Monday, January 19, 2015

My great grandmother’s garden

My mother loved to talk about her childhood.  I was not fortunate to meet them, but I grew up getting to know my grandparents and their parents from the stories my mother told me about them.  My maternal grandfather’s mother was the true flower lover in the family.  She would grow all kinds of flowers in her garden.  In the spring, summer and fall she would take her Turkish coffee among her flowers and she always wore a flower behind her ear. 

Ayşe Fatma Çelebican with my mother Gülten Çelebican Örstan c.1932

Ayşe Fatma’s home in Daday, Kastamonu. The picture was taken in the fall of 2008.

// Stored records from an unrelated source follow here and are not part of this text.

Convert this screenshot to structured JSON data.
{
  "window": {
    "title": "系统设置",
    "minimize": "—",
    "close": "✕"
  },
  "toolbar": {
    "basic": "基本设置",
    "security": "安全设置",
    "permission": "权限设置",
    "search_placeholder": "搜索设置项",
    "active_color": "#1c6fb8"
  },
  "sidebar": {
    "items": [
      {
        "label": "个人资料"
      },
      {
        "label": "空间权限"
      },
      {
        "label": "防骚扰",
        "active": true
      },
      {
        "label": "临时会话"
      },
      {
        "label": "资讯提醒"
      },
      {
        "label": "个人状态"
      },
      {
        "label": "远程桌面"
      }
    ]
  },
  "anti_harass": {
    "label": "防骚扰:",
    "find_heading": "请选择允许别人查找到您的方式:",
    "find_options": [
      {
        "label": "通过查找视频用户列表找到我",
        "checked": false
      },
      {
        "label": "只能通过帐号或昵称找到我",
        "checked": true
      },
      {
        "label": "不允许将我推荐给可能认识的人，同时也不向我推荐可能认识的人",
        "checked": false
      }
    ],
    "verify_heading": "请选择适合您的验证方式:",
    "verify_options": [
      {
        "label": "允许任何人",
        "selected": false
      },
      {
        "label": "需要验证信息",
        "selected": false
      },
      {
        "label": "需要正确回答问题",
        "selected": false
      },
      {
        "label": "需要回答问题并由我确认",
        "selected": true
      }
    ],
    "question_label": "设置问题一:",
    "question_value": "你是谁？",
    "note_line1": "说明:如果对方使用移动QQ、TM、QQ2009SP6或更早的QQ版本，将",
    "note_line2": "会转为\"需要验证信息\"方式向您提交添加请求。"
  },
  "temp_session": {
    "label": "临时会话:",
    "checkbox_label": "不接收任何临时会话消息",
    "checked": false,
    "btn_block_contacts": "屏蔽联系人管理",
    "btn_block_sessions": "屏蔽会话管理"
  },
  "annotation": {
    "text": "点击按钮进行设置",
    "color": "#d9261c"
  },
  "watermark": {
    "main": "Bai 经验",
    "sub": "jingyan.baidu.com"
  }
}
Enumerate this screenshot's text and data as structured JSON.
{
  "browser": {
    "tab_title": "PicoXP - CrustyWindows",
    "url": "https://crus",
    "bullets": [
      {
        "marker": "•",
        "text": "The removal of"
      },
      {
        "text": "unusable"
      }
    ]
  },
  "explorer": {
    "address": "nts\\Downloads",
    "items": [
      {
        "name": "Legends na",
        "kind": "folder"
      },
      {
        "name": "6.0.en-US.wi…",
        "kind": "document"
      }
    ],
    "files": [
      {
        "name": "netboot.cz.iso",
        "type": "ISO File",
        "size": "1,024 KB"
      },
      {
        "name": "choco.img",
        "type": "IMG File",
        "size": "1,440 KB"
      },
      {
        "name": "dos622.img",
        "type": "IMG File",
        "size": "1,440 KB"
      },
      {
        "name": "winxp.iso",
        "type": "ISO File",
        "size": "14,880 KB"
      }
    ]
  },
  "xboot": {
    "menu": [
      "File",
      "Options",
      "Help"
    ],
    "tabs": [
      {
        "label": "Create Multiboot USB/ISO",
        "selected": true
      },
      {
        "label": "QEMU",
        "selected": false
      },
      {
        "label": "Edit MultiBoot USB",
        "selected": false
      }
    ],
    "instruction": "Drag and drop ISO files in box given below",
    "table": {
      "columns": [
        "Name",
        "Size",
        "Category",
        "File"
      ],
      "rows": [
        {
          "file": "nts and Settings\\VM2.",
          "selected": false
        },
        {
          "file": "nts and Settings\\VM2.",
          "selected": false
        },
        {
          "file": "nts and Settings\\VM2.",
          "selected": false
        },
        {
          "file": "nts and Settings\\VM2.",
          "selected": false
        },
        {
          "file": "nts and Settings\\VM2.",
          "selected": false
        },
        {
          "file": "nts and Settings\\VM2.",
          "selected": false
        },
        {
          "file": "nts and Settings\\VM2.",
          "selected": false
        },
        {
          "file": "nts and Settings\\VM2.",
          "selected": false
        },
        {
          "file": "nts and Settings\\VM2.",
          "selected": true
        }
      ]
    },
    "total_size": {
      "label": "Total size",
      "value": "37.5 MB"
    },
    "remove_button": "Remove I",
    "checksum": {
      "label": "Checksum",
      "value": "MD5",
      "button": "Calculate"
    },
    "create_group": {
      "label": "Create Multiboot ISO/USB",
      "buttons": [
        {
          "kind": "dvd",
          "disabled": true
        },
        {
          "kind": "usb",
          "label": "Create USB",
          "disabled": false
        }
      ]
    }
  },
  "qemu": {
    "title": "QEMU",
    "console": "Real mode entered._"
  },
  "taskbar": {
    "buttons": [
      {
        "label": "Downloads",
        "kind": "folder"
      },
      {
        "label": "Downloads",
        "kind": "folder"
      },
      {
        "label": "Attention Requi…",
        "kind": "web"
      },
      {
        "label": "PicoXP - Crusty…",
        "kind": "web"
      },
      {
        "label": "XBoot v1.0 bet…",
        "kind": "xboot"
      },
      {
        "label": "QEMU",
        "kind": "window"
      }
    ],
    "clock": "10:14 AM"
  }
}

I am thinking she must have had pansies, asters and snapdragons in her garden.


She, for sure, had some gomphrena. I used to see this plant, Gomphrena globosa to be precise, in the gardens in Turkey when I was a child, which I find amazing because the plant is native to Brazil, Panama and Guatemala.

Gomphrena globosa belongs to the Amaranthaceae family and it is an annual plant that grows up to 60 cm in height. The true species has magenta bracts but cultivars have other colors. At this point we need to check out the meaning of bract. In botany, a calyx describes a floral structure, whereas a bract describes a leaf structure. Yet, bracts are specialized leaves often different from foliage leaves. They may be small, large and of different color, shape or texture. They are also different from the parts of the flower, such as the petals or sepals. Their main function is to protect the flower from pests and harsh weather. If we look at the picture of the Gomphrena globosa we see the tiny, true white flowers within the flowerheads, or the bracts in this case. They are insignificant looking and visible only close up. There are dozens of these flowers in each globose flowerhead.

A common name for this plant is button flower. Its spiky and papery puffs are about 2 cm in diameter and they bloom from early summer to frost. Button flower is easy to grow. It will bloom throughout the season without deadheading and won’t need fertilizer or much water. Few insects bother the plant. They dry easily also. Cutting the stems just as the heads are beginning to open and hanging them upside down will be sufficient. They will hold their color for several years.